  5. Bullying and Pecking– Chickens can bully and peck each other if they are bored, are not provided enough space or lack protein in their diet.
  6. Diseases– Most diseases will not cause a chicken to lose its feathers, but when a chicken is suffering from an illness, it will not eat properly resulting in poor nutrition. Poor nutrition is what causes an ill chicken to lose its feathers.
  7. Poor Nutrition– Once sign that a chicken is not receiving a nutritionally balanced diet is feather loss. It is important for chickens to receive proper nutrients, especially protein during a molt.
  8. Lice or Mites– Chickens that are infested with parasites, such as lice and mites, will almost always lose feathers. Common locations for mites are close to the vent and under the wings(where it is warm and moist). Common areas that you might find mites is on the head, neck, back, breast and legs. For helpful information on how to get rid of mites on your chicken, read my article 5 Simple Ways to Get Rid of Mites on Chickens-Naturally.

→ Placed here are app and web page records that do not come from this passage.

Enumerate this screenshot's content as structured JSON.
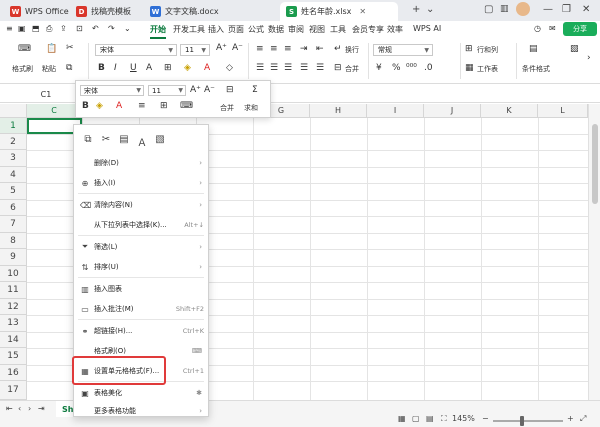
{
  "tabs": [
    {
      "label": "WPS Office",
      "icon": "W"
    },
    {
      "label": "找稿壳模板",
      "icon": "D"
    },
    {
      "label": "文字文稿.docx",
      "icon": "W"
    },
    {
      "label": "姓名年龄.xlsx",
      "icon": "S"
    }
  ],
  "menu": [
    "开始",
    "开发工具",
    "插入",
    "页面",
    "公式",
    "数据",
    "审阅",
    "视图",
    "工具",
    "会员专享",
    "效率",
    "WPS AI"
  ],
  "share_label": "分享",
  "ribbon": {
    "format_painter": "格式刷",
    "paste": "粘贴",
    "font": "宋体",
    "size": "11",
    "wrap": "换行",
    "merge": "合并",
    "numfmt": "常规",
    "rows_cols": "行和列",
    "worksheet": "工作表",
    "cond_format": "条件格式"
  },
  "namebox": "C1",
  "columns": [
    "C",
    "D",
    "E",
    "F",
    "G",
    "H",
    "I",
    "J",
    "K",
    "L"
  ],
  "rows": [
    "1",
    "2",
    "3",
    "4",
    "5",
    "6",
    "7",
    "8",
    "9",
    "10",
    "11",
    "12",
    "13",
    "14",
    "15",
    "16",
    "17"
  ],
  "mini_toolbar": {
    "font": "宋体",
    "size": "11",
    "merge": "合并",
    "sum": "求和"
  },
  "context_menu": {
    "items": [
      {
        "label": "删除(D)",
        "shortcut": "",
        "arrow": true,
        "icon": ""
      },
      {
        "label": "插入(I)",
        "shortcut": "",
        "arrow": true,
        "icon": "insert-icon"
      },
      {
        "label": "清除内容(N)",
        "shortcut": "",
        "arrow": true,
        "icon": "clear-icon"
      },
      {
        "label": "从下拉列表中选择(K)...",
        "shortcut": "Alt+↓",
        "arrow": false,
        "icon": ""
      },
      {
        "label": "筛选(L)",
        "shortcut": "",
        "arrow": true,
        "icon": "filter-icon"
      },
      {
        "label": "排序(U)",
        "shortcut": "",
        "arrow": true,
        "icon": "sort-icon"
      },
      {
        "label": "插入图表",
        "shortcut": "",
        "arrow": false,
        "icon": "chart-icon"
      },
      {
        "label": "插入批注(M)",
        "shortcut": "Shift+F2",
        "arrow": false,
        "icon": "comment-icon"
      },
      {
        "label": "超链接(H)...",
        "shortcut": "Ctrl+K",
        "arrow": false,
        "icon": "link-icon"
      },
      {
        "label": "格式刷(O)",
        "shortcut": "",
        "arrow": false,
        "icon": "brush-icon"
      },
      {
        "label": "设置单元格格式(F)...",
        "shortcut": "Ctrl+1",
        "arrow": false,
        "icon": "format-cells-icon"
      },
      {
        "label": "表格美化",
        "shortcut": "",
        "arrow": false,
        "icon": "beautify-icon"
      },
      {
        "label": "更多表格功能",
        "shortcut": "",
        "arrow": true,
        "icon": ""
      }
    ]
  },
  "status": {
    "sheet": "She",
    "zoom": "145%"
  },
  "colors": {
    "accent": "#0a7a3d",
    "share_bg": "#1aad5a",
    "highlight": "#e03a3a"
  }
}
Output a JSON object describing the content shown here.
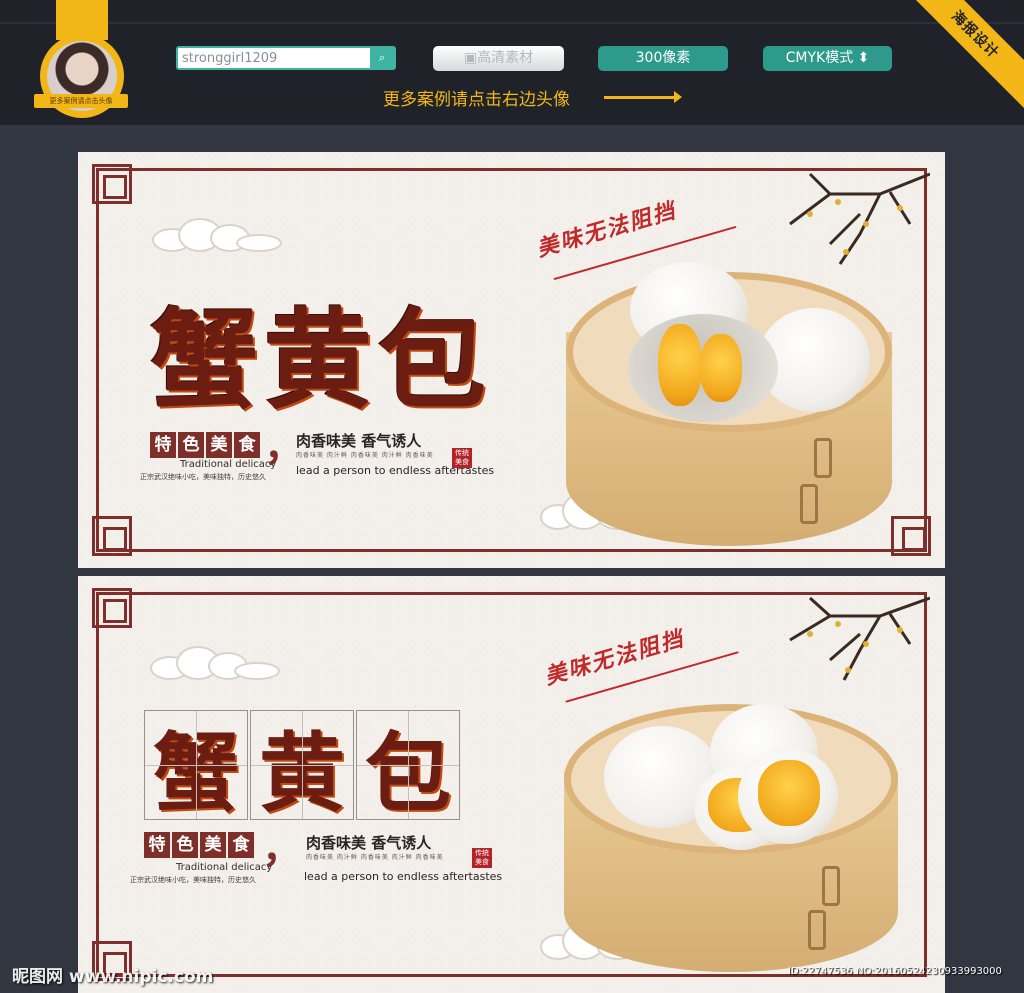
{
  "header": {
    "search": {
      "value": "stronggirl1209"
    },
    "badges": {
      "hd": "高清素材",
      "px": "300像素",
      "cmyk": "CMYK模式"
    },
    "more_text": "更多案例请点击右边头像",
    "corner_label": "海报设计",
    "avatar_caption": "更多案例请点击头像"
  },
  "poster": {
    "title_chars": [
      "蟹",
      "黄",
      "包"
    ],
    "tag_chars": [
      "特",
      "色",
      "美",
      "食"
    ],
    "tag_en": "Traditional delicacy",
    "tag_small": "正宗武汉绝味小吃，美味独特，历史悠久",
    "comma": "，",
    "slogan_cn": "肉香味美 香气诱人",
    "slogan_small": "肉香味美   肉汁鲜   肉香味美   肉汁鲜   肉香味美",
    "slogan_en": "lead a person to endless aftertastes",
    "seal_text": "传统美食",
    "calligraphy": "美味无法阻挡"
  },
  "footer": {
    "site": "昵图网 www.nipic.com",
    "id_text": "ID:22747536 NO:20160524230933993000"
  },
  "colors": {
    "accent": "#f2b616",
    "teal": "#2e9a8c",
    "frame": "#7f2f2a",
    "title": "#6b1d12"
  }
}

Conclusion: Why and When do Chickens Molt? (+5 Helpful Tips)

Beginning around 18 months, all chickens will go through an annual molt, usually in the fall when the days begin getting shorter. During this time they will lose their old, worn out feathers and replace them with a nice set of healthy, full plumage.

This new plumage will better suit them for the cold winter months.

Molting can be a very stressful and painful event for chickens and the majority of their energy is spent working on growing in a new set of feathers. This can be very draining for a chicken, but there are several things that you can do to help support your chickens during this tough time:

  1. Increase Protein Intake
  2. Decrease Stress
  3. Don’t Handle Chickens During a Molt
  4. Use Natural Herbs Around Coop
  5. Keep Chickens Entertained